*Listed entries:*
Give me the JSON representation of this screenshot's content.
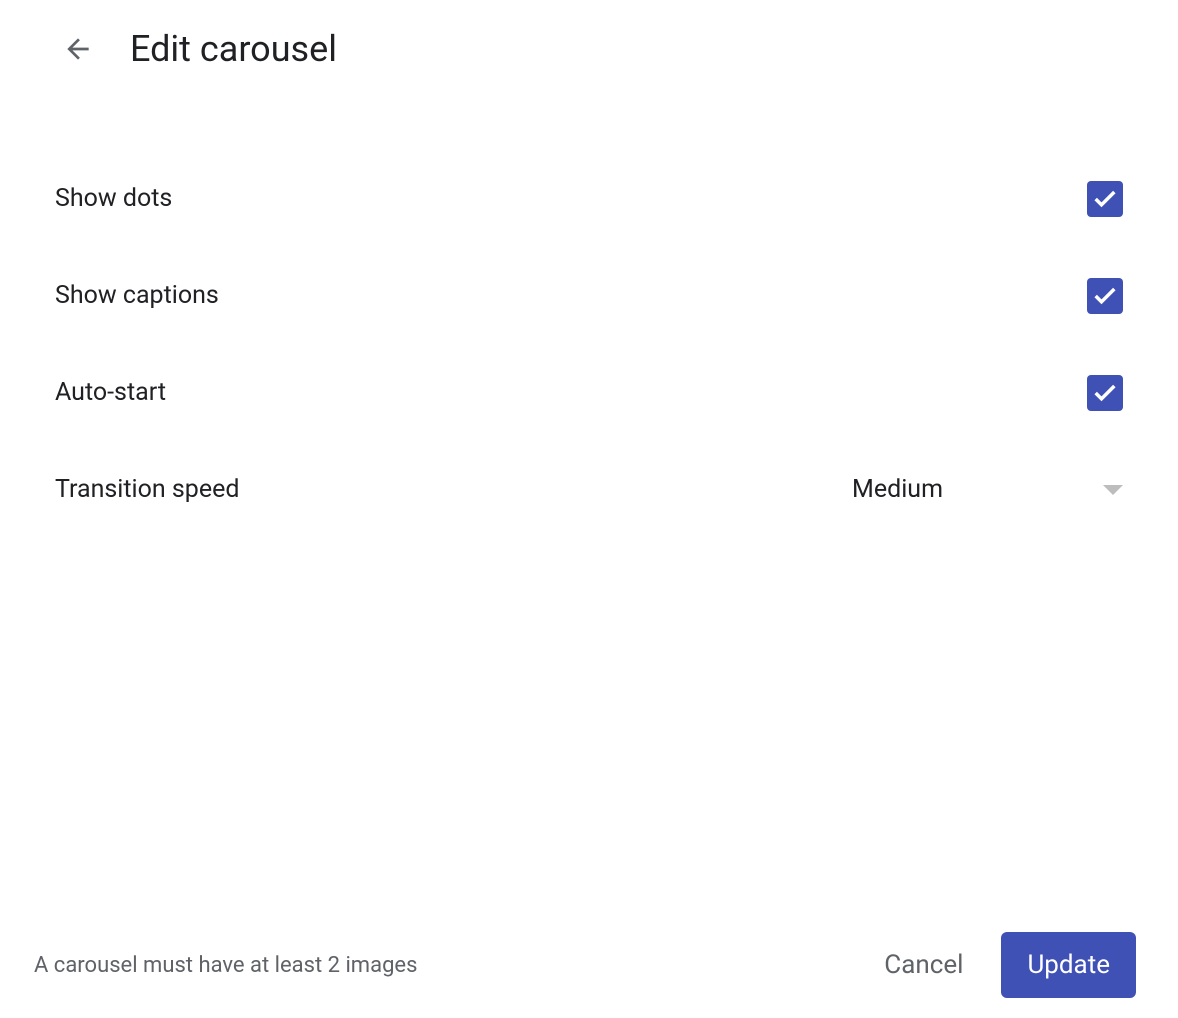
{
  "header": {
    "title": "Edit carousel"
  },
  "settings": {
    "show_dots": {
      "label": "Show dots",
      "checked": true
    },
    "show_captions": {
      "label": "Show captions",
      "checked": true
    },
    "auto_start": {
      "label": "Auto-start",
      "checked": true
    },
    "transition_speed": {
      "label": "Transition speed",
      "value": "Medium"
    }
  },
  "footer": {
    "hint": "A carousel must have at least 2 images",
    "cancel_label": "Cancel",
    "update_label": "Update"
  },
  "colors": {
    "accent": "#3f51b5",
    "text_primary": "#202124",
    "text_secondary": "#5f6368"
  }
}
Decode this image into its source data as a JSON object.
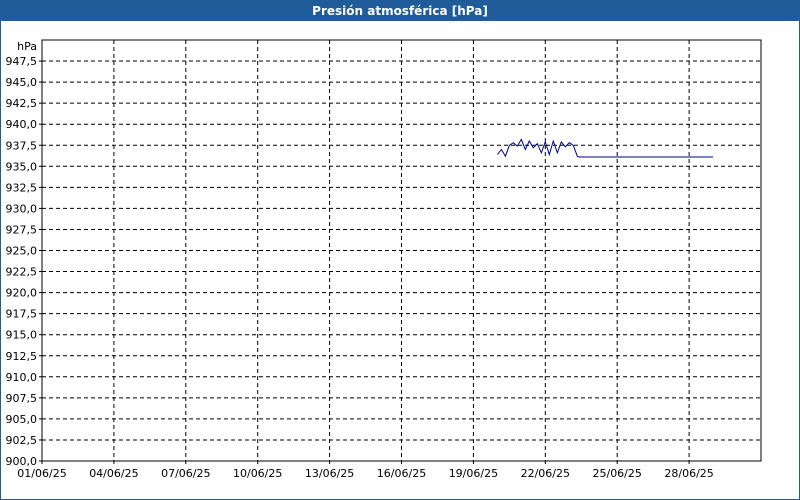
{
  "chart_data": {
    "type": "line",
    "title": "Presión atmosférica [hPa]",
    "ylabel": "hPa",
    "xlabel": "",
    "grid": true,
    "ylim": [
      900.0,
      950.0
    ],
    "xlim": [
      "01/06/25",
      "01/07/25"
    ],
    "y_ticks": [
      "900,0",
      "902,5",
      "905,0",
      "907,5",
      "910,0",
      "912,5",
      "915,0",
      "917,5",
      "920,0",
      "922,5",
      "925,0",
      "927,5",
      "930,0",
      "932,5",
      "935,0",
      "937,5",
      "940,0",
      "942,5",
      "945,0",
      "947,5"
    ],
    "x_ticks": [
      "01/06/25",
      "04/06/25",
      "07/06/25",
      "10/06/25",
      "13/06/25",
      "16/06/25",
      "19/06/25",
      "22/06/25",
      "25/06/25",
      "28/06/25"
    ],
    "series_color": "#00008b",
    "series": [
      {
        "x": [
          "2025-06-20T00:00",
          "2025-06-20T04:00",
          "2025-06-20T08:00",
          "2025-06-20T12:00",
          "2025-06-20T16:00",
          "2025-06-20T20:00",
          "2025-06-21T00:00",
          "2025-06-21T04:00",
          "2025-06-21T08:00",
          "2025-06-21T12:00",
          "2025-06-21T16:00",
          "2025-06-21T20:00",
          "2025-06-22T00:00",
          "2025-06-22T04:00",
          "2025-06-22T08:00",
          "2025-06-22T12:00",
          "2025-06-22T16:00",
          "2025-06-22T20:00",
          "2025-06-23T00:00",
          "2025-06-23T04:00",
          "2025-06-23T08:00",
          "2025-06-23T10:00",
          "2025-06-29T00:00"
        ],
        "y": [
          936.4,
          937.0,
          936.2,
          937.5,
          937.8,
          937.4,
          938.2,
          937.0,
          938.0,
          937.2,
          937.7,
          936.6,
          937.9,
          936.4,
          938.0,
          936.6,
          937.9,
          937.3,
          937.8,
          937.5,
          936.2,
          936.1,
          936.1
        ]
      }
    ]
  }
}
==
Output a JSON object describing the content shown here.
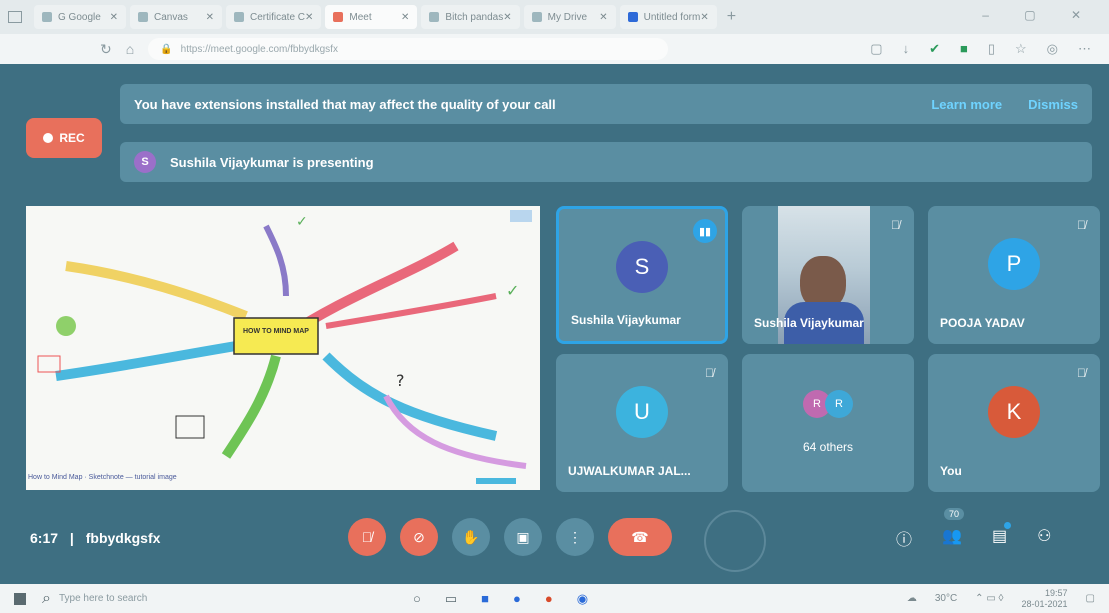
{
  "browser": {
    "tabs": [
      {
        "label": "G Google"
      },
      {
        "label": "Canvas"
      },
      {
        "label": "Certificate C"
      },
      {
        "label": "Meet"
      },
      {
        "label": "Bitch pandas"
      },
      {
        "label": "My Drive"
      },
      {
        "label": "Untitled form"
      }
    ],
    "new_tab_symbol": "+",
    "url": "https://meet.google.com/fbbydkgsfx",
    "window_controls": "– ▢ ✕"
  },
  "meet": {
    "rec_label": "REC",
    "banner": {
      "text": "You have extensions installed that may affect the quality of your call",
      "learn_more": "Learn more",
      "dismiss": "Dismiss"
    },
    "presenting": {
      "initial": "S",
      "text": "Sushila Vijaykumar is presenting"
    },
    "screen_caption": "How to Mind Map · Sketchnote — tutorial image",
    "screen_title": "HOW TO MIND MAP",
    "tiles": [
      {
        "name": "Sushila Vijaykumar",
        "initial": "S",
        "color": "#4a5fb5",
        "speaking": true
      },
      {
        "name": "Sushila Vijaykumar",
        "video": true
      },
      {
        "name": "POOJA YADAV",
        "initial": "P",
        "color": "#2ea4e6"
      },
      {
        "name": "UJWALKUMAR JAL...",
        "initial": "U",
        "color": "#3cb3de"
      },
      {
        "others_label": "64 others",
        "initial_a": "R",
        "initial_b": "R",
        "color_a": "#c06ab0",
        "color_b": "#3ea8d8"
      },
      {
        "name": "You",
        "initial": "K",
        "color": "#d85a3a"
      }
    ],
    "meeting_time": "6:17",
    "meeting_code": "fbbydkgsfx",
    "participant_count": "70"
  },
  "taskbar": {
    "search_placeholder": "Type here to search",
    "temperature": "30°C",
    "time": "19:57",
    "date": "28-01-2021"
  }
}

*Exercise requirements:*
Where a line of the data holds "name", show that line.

*Your response:*
        "name": "Sushila Vijaykumar",
        "name": "Sushila Vijaykumar",
        "name": "POOJA YADAV",
        "name": "UJWALKUMAR JAL...",
        "name": "You",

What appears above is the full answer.